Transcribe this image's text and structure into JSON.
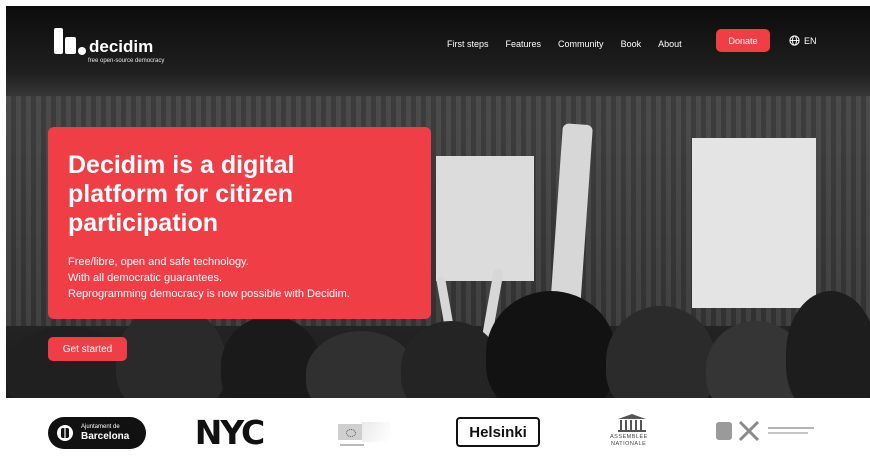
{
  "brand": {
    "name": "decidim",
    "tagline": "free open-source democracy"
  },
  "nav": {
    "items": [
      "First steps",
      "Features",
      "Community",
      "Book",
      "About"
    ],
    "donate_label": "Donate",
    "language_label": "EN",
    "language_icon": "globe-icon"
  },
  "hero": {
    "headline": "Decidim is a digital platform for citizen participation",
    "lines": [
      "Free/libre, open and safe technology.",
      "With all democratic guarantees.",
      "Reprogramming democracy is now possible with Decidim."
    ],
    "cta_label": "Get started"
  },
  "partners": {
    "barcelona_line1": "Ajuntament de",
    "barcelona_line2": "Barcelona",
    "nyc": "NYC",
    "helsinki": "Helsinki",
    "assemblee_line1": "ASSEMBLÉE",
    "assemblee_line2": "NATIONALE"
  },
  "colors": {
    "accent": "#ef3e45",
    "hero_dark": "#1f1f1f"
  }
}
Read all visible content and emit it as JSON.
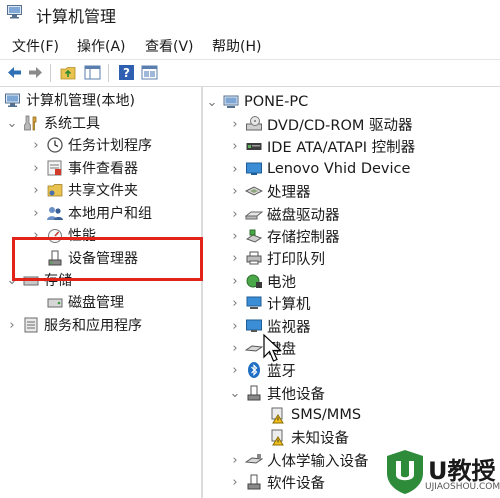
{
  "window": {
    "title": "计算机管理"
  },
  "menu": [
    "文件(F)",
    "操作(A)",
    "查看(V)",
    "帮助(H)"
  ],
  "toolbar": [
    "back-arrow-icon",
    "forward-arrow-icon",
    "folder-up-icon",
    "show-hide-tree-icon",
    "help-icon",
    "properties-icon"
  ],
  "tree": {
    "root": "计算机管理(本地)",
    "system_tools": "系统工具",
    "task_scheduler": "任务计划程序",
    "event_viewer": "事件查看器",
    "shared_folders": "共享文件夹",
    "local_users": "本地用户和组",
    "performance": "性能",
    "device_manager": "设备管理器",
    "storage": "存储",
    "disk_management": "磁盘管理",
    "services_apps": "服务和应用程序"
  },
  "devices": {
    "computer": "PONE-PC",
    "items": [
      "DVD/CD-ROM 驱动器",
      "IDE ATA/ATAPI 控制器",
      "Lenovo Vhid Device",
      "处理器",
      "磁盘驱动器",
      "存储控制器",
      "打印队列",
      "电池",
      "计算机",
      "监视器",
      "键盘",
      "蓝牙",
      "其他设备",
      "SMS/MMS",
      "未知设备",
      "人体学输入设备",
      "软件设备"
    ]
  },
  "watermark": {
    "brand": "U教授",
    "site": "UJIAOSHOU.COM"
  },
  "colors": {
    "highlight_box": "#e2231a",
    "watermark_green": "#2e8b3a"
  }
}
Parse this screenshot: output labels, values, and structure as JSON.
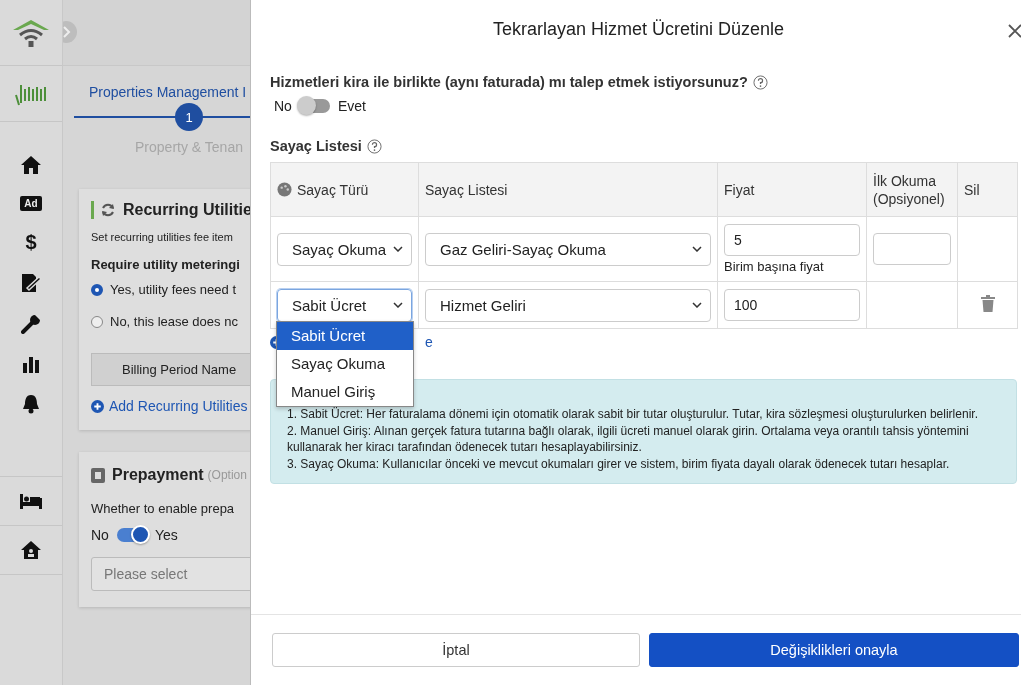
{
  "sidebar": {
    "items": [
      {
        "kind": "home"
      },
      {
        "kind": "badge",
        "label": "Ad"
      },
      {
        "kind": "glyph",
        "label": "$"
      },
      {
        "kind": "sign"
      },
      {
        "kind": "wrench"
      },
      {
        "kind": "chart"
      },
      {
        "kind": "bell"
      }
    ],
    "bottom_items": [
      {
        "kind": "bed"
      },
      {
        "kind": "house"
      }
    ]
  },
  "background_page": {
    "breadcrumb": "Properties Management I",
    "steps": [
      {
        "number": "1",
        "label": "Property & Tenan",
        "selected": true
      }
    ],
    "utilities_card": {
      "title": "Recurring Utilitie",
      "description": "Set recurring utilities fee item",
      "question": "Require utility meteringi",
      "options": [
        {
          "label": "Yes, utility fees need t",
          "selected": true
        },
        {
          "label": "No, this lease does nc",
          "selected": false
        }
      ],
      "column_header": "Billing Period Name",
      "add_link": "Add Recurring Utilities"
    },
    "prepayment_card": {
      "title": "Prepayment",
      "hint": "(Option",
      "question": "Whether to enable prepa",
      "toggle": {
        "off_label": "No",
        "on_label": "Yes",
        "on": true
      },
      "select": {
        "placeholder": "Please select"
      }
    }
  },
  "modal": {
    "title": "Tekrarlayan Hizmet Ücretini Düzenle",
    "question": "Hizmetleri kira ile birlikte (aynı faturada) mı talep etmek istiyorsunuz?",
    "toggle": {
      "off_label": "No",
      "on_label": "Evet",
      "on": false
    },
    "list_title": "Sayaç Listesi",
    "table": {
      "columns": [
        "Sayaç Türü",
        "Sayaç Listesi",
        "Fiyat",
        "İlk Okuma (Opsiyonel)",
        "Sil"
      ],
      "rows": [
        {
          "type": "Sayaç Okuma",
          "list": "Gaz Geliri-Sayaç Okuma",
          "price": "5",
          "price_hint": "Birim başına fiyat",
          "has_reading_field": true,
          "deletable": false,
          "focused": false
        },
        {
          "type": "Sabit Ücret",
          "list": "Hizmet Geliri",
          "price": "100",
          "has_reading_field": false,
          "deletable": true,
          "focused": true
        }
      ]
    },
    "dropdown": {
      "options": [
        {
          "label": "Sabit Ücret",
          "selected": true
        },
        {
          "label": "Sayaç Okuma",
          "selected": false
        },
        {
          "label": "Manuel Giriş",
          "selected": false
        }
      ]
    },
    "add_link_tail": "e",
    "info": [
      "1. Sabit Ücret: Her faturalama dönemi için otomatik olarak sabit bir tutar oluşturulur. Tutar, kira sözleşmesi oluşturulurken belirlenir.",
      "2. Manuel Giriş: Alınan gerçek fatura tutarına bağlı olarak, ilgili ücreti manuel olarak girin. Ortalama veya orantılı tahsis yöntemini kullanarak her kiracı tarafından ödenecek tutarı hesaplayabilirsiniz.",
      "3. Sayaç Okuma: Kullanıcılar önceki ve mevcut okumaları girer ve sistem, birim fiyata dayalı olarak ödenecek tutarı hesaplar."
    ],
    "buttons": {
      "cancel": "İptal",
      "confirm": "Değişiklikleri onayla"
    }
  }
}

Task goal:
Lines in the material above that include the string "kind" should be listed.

Written solution:
        "kind": "home"
        "kind": "badge",
        "kind": "glyph",
        "kind": "sign"
        "kind": "wrench"
        "kind": "chart"
        "kind": "bell"
        "kind": "bed"
        "kind": "house"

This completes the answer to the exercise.